This week's announcement by the Maine Freedom to Marry Coalition that it will bring its campaign for same-sex marriage to the current Legislature already has the bloggers firing their verbal salvos back and forth across the Great Moral Divide.

At the same time, the Maine Marriage Alliance is rolling out an amendment to the state Constitution that defines marriage as the '' legal union of only one man and one woman as husband and wife.''

In short, hold on tight. Three years after Maine's equal rights law survived its last people's veto, another battle over sexual orientation looms on the electoral horizon.

Which brings us back to the video.

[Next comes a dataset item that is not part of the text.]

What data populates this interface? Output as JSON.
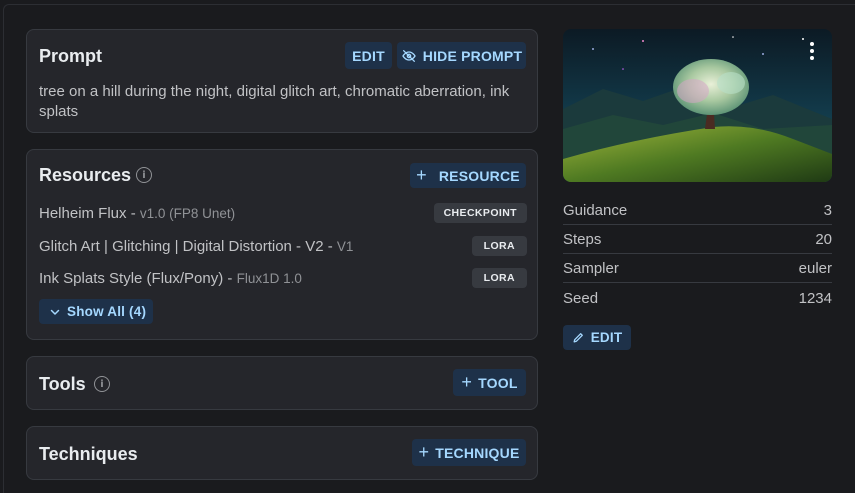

It's striking in its simplicity as it portrays how comfortably the three couples already fit into Maine's cultural landscape.

A threat to society? Hardly. Just take a look:

Rita and Sara Jane, who between them have seven children and eight grandchildren, have been together for more than 25 years.

Angela and Melissa, who have a little boy named Ethan, go back more than 11 years.

Steve and Jim (who, lo and behold, are my neighbors in Bar Mills) co-own and manage 51 units of low-income housing. They've been a couple for more than 30 years.

''We were happy to do (the video),'' Steve said Wednesday. ''We had no trepidation at all.''

Steve said he's sensed ''a greater openness'' in the community toward him and Jim in the past five or six years. Where once they were ''those two guys who live together,'' he said, they're now accepted by more people as two men who truly love each other.

''To me,'' Steve said, ''the people are far ahead of the politicians on this one.''

Time will tell.

The Roman Catholic Diocese of Portland is already on record opposing the same-sex marriage bill unveiled Tuesday by Sen. Dennis Damon, D-Trenton.

Michael Heath, executive director of the Maine Family Policy Council, accurately predicts that whatever the Legislature does, this thing is headed for the voting booth.

And even Gov. John Baldacci hedged this week, saying he's ''not prepared to say I support gay marriage today,'' but will ''consider what I hear'' as Damon's bill winds its way through the State House.

Here's hoping the governor -- and every other Mainer -- also checks out that video.

At least then we'll all know whom we're talking about.

Columnist Bill Nemitz can be contacted at 791-6323 or at:

Were you interviewed for this story? If so, please fill out our accuracy form

Send question/comment to the editors

Further Discussion

Here at we value our readers and are committed to growing our community by encouraging you to add to the discussion. To ensure conscientious dialogue we have implemented a strict no-bullying policy. To participate, you must follow our Terms of Use.

Questions about the article? Add them below and we’ll try to answer them or do a follow-up post as soon as we can. Technical problems? Email them to us with an exact description of the problem. Make sure to include:
  • Type of computer or mobile device your are using
  • Exact operating system and browser you are viewing the site on (TIP: You can easily determine your operating system here.)